• What you are asked to do
Search the records for the string "time" and report how many lines contain it, with nothing else.

++++++++

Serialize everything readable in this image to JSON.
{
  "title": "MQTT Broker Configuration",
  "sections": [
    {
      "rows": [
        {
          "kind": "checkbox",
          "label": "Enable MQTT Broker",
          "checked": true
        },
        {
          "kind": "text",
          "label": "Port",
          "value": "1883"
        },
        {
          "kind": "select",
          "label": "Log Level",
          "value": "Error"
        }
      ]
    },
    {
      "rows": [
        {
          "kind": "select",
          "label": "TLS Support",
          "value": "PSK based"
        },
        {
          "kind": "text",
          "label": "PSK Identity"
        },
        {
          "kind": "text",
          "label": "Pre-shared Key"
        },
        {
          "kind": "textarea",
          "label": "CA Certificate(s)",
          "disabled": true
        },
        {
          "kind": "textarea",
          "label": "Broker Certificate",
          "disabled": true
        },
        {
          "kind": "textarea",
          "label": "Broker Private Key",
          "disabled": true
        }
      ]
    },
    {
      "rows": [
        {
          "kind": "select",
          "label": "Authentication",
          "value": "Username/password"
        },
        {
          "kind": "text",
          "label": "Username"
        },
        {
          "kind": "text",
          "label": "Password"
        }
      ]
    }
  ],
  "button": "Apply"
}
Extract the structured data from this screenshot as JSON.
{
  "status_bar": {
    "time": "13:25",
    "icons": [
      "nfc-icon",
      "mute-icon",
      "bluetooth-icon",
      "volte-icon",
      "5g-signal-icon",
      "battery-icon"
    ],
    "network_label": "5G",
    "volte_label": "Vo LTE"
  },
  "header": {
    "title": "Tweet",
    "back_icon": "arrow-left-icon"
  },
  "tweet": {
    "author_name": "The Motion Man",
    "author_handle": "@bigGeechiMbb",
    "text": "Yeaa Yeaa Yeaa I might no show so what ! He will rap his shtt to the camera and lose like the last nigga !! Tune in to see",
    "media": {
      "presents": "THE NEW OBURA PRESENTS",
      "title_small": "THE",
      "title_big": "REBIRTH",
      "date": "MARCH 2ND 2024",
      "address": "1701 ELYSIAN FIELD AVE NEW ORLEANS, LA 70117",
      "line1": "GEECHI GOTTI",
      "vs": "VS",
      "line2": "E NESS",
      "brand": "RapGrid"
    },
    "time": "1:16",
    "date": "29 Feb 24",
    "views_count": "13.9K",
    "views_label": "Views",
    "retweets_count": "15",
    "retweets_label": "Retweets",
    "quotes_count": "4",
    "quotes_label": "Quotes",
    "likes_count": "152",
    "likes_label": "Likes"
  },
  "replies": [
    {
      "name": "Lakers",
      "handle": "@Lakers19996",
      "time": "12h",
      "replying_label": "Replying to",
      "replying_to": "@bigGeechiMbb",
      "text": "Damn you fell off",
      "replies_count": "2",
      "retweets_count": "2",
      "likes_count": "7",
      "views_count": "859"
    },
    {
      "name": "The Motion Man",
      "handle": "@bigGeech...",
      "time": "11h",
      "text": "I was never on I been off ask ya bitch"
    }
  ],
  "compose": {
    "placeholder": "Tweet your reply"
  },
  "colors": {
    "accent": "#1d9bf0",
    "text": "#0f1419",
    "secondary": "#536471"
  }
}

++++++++

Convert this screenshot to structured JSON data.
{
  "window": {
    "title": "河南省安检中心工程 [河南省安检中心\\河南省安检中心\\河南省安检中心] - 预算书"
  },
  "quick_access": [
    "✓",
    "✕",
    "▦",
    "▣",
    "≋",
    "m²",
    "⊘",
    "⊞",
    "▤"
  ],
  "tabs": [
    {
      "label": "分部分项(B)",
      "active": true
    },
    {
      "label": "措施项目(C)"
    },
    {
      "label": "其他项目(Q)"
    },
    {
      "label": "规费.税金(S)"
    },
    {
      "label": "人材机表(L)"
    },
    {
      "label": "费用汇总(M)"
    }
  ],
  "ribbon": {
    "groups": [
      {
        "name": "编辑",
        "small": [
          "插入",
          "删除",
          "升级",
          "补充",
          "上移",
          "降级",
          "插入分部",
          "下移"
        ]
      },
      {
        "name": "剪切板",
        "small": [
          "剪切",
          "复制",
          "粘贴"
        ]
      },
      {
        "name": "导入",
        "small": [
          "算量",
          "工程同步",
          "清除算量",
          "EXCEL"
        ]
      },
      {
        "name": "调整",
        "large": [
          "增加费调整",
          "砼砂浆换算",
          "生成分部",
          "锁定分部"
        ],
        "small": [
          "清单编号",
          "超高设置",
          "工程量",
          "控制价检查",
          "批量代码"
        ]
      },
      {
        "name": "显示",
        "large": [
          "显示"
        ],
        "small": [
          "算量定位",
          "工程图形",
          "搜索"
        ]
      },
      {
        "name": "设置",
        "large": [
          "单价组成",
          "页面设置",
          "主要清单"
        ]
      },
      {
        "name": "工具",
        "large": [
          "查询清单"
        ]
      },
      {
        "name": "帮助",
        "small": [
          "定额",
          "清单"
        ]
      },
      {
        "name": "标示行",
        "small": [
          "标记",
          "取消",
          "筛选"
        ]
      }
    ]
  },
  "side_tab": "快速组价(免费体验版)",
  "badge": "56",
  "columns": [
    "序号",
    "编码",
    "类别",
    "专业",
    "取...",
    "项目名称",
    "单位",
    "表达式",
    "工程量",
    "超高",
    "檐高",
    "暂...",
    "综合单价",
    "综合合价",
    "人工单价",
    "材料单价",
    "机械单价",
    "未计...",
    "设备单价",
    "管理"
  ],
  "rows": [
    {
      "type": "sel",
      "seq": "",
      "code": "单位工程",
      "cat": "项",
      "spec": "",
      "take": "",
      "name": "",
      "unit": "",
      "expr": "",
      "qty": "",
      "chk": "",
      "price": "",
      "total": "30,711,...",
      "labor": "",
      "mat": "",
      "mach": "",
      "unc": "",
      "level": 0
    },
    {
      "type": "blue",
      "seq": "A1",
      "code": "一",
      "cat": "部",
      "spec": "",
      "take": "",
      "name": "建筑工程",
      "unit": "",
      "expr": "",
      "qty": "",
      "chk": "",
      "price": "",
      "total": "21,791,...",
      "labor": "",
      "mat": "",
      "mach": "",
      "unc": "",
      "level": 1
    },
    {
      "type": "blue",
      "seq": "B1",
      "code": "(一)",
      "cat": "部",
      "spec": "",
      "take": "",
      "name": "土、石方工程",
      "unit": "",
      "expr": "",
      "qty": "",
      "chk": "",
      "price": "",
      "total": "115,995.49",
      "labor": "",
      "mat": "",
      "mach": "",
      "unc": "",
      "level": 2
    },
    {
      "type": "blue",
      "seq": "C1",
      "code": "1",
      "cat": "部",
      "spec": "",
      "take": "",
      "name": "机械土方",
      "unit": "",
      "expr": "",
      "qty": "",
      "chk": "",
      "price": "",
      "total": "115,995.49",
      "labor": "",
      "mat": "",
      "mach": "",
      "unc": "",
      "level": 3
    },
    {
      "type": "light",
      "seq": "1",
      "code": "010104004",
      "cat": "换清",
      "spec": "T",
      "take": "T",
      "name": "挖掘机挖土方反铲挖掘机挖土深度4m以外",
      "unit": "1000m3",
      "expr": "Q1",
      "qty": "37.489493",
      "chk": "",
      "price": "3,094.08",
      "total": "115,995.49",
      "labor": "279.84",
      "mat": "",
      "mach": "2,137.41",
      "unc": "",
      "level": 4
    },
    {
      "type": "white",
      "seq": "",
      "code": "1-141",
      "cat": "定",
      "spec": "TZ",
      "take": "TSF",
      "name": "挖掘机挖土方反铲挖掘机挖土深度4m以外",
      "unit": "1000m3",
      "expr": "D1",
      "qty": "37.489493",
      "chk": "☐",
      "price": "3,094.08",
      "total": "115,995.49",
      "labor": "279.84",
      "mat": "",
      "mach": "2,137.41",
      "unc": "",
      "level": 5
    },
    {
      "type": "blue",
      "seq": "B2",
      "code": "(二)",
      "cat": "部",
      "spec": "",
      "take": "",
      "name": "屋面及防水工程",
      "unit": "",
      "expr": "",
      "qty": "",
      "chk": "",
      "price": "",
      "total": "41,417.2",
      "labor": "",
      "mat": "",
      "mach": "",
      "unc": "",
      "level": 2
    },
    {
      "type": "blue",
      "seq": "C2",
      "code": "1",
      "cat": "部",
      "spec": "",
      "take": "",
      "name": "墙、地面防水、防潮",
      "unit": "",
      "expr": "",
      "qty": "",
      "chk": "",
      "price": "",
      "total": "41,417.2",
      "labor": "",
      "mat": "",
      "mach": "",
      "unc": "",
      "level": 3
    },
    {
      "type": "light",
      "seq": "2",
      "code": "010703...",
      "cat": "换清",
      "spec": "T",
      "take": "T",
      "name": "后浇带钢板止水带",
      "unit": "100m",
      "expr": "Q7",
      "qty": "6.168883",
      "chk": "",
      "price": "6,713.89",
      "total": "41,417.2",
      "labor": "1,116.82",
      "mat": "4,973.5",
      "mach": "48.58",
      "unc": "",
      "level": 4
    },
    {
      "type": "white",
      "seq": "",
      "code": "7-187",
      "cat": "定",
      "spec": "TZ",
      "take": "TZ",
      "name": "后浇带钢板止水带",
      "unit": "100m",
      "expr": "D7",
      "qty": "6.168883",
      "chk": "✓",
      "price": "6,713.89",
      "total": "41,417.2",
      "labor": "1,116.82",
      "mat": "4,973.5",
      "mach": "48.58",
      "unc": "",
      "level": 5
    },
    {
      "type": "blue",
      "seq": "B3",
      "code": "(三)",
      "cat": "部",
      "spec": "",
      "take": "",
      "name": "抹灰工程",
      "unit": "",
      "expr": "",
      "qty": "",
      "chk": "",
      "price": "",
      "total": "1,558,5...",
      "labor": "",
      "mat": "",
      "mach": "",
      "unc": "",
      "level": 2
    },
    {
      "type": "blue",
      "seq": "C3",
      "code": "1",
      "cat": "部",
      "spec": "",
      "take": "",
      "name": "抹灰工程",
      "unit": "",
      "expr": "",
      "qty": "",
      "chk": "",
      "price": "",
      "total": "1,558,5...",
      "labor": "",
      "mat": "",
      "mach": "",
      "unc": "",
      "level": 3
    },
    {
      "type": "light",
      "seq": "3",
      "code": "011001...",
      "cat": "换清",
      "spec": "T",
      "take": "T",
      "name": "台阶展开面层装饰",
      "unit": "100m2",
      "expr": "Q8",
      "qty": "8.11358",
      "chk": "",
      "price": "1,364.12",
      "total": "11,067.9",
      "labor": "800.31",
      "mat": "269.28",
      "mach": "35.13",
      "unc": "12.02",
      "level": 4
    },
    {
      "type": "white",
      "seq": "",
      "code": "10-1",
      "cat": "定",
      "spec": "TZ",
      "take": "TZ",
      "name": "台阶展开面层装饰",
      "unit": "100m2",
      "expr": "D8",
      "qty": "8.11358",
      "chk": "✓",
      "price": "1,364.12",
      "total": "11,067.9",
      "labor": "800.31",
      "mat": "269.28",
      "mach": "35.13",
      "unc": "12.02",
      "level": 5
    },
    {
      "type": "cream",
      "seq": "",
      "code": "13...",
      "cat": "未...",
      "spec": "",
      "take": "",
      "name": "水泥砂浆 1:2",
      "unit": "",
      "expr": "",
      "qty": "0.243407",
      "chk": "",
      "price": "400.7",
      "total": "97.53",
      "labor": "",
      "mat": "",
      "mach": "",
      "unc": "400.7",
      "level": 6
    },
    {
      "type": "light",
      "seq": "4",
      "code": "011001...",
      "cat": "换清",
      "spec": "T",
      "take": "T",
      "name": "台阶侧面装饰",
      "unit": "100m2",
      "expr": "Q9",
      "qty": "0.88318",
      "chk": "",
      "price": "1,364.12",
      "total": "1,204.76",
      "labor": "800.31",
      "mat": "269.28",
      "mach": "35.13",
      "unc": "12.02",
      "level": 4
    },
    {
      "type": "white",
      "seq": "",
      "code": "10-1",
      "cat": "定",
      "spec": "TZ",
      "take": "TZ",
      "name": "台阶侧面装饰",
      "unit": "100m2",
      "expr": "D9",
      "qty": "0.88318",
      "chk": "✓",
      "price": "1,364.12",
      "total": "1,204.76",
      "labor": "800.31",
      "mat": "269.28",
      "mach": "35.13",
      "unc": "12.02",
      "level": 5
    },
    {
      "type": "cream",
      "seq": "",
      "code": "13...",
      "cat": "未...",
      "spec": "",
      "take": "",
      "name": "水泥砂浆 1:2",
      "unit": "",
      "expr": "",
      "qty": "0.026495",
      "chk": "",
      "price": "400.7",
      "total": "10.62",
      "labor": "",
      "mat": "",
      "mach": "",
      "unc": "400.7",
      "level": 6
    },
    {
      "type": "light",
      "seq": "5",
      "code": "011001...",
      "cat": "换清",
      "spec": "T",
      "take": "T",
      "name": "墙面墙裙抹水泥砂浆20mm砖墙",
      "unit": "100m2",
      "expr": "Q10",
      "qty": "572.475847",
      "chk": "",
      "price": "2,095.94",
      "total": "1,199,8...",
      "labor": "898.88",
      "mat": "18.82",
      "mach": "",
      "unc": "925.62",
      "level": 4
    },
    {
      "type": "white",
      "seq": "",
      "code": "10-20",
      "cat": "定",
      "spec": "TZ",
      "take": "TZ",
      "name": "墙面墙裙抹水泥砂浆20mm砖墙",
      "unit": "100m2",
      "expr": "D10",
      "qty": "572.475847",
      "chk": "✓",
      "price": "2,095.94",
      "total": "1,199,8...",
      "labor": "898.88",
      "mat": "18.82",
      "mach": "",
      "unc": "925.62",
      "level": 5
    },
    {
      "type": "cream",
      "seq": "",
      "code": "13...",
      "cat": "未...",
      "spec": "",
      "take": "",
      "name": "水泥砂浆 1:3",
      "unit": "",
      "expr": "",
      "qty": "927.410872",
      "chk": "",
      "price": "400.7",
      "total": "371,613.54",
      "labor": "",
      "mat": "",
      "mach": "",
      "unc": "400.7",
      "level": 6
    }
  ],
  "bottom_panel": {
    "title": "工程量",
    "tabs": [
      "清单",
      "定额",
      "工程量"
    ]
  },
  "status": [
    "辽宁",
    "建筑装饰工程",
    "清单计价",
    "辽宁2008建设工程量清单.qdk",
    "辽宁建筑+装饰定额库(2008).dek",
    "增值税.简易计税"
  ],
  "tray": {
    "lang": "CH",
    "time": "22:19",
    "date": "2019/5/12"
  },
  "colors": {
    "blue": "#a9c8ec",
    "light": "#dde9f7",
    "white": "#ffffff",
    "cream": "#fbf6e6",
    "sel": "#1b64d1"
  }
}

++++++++

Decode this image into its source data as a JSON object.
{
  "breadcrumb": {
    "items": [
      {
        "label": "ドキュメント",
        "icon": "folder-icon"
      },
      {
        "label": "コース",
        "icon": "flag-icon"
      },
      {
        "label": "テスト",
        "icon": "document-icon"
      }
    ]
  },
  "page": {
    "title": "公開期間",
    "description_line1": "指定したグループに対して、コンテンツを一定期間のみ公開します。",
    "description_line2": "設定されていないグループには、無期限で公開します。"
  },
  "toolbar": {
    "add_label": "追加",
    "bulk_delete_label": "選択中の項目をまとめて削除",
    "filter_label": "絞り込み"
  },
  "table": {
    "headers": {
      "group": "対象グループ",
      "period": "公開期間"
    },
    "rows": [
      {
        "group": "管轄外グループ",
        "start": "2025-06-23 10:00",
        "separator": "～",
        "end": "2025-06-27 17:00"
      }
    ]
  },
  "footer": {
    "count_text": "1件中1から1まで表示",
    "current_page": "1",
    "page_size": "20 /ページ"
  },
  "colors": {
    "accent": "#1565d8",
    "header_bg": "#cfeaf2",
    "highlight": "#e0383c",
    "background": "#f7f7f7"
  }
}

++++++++

• Response to this task
5